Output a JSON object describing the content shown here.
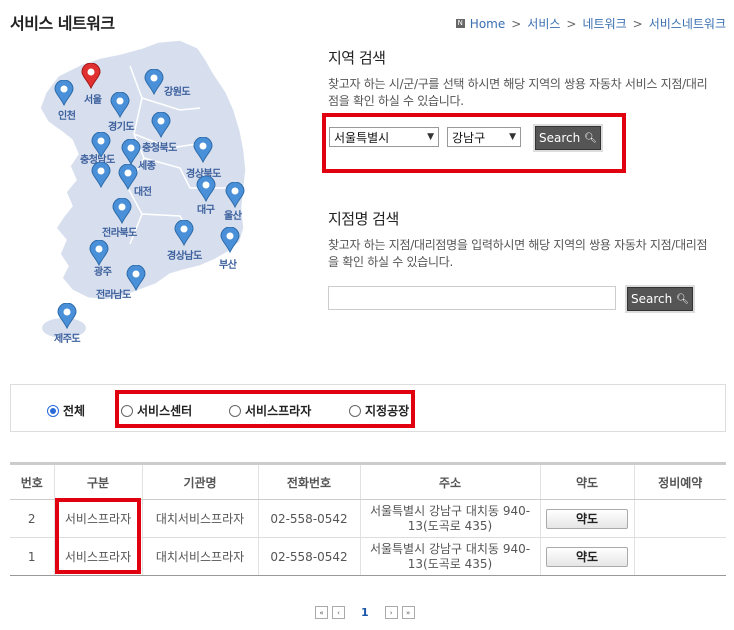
{
  "header": {
    "title": "서비스 네트워크",
    "breadcrumb": [
      "Home",
      "서비스",
      "네트워크",
      "서비스네트워크"
    ]
  },
  "map": {
    "cities": [
      {
        "name": "서울",
        "selected": true
      },
      {
        "name": "인천"
      },
      {
        "name": "강원도"
      },
      {
        "name": "경기도"
      },
      {
        "name": "충청북도"
      },
      {
        "name": "충청남도"
      },
      {
        "name": "세종"
      },
      {
        "name": "대전"
      },
      {
        "name": "경상북도"
      },
      {
        "name": "대구"
      },
      {
        "name": "울산"
      },
      {
        "name": "전라북도"
      },
      {
        "name": "경상남도"
      },
      {
        "name": "부산"
      },
      {
        "name": "광주"
      },
      {
        "name": "전라남도"
      },
      {
        "name": "제주도"
      }
    ]
  },
  "region_search": {
    "title": "지역 검색",
    "description": "찾고자 하는 시/군/구를 선택 하시면 해당 지역의 쌍용 자동차 서비스 지점/대리점을 확인 하실 수 있습니다.",
    "city_select": "서울특별시",
    "district_select": "강남구",
    "button": "Search"
  },
  "branch_search": {
    "title": "지점명 검색",
    "description": "찾고자 하는 지점/대리점명을 입력하시면 해당 지역의 쌍용 자동차 지점/대리점을 확인 하실 수 있습니다.",
    "input_value": "",
    "button": "Search"
  },
  "filters": {
    "options": [
      "전체",
      "서비스센터",
      "서비스프라자",
      "지정공장"
    ],
    "selected": "전체"
  },
  "table": {
    "headers": [
      "번호",
      "구분",
      "기관명",
      "전화번호",
      "주소",
      "약도",
      "정비예약"
    ],
    "rows": [
      {
        "no": "2",
        "type": "서비스프라자",
        "name": "대치서비스프라자",
        "phone": "02-558-0542",
        "address": "서울특별시 강남구 대치동 940-13(도곡로 435)",
        "map": "약도",
        "reserve": ""
      },
      {
        "no": "1",
        "type": "서비스프라자",
        "name": "대치서비스프라자",
        "phone": "02-558-0542",
        "address": "서울특별시 강남구 대치동 940-13(도곡로 435)",
        "map": "약도",
        "reserve": ""
      }
    ]
  },
  "pagination": {
    "current": "1",
    "icons": [
      "first-page-icon",
      "prev-page-icon",
      "next-page-icon",
      "last-page-icon"
    ]
  },
  "colors": {
    "highlight": "#e0000f",
    "pin": "#4a90d9",
    "pin_selected": "#e03030",
    "map_fill": "#d7dfee",
    "link": "#3a6fb0"
  }
}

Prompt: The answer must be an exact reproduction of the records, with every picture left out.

Response to the task:
Output a JSON object describing the content shown here.
{
  "header": {
    "title": "서비스 네트워크",
    "breadcrumb": [
      "Home",
      "서비스",
      "네트워크",
      "서비스네트워크"
    ]
  },
  "map": {
    "cities": [
      {
        "name": "서울",
        "selected": true
      },
      {
        "name": "인천"
      },
      {
        "name": "강원도"
      },
      {
        "name": "경기도"
      },
      {
        "name": "충청북도"
      },
      {
        "name": "충청남도"
      },
      {
        "name": "세종"
      },
      {
        "name": "대전"
      },
      {
        "name": "경상북도"
      },
      {
        "name": "대구"
      },
      {
        "name": "울산"
      },
      {
        "name": "전라북도"
      },
      {
        "name": "경상남도"
      },
      {
        "name": "부산"
      },
      {
        "name": "광주"
      },
      {
        "name": "전라남도"
      },
      {
        "name": "제주도"
      }
    ]
  },
  "region_search": {
    "title": "지역 검색",
    "description": "찾고자 하는 시/군/구를 선택 하시면 해당 지역의 쌍용 자동차 서비스 지점/대리점을 확인 하실 수 있습니다.",
    "city_select": "서울특별시",
    "district_select": "강남구",
    "button": "Search"
  },
  "branch_search": {
    "title": "지점명 검색",
    "description": "찾고자 하는 지점/대리점명을 입력하시면 해당 지역의 쌍용 자동차 지점/대리점을 확인 하실 수 있습니다.",
    "input_value": "",
    "button": "Search"
  },
  "filters": {
    "options": [
      "전체",
      "서비스센터",
      "서비스프라자",
      "지정공장"
    ],
    "selected": "전체"
  },
  "table": {
    "headers": [
      "번호",
      "구분",
      "기관명",
      "전화번호",
      "주소",
      "약도",
      "정비예약"
    ],
    "rows": [
      {
        "no": "2",
        "type": "서비스프라자",
        "name": "대치서비스프라자",
        "phone": "02-558-0542",
        "address": "서울특별시 강남구 대치동 940-13(도곡로 435)",
        "map": "약도",
        "reserve": ""
      },
      {
        "no": "1",
        "type": "서비스프라자",
        "name": "대치서비스프라자",
        "phone": "02-558-0542",
        "address": "서울특별시 강남구 대치동 940-13(도곡로 435)",
        "map": "약도",
        "reserve": ""
      }
    ]
  },
  "pagination": {
    "current": "1",
    "icons": [
      "first-page-icon",
      "prev-page-icon",
      "next-page-icon",
      "last-page-icon"
    ]
  },
  "colors": {
    "highlight": "#e0000f",
    "pin": "#4a90d9",
    "pin_selected": "#e03030",
    "map_fill": "#d7dfee",
    "link": "#3a6fb0"
  }
}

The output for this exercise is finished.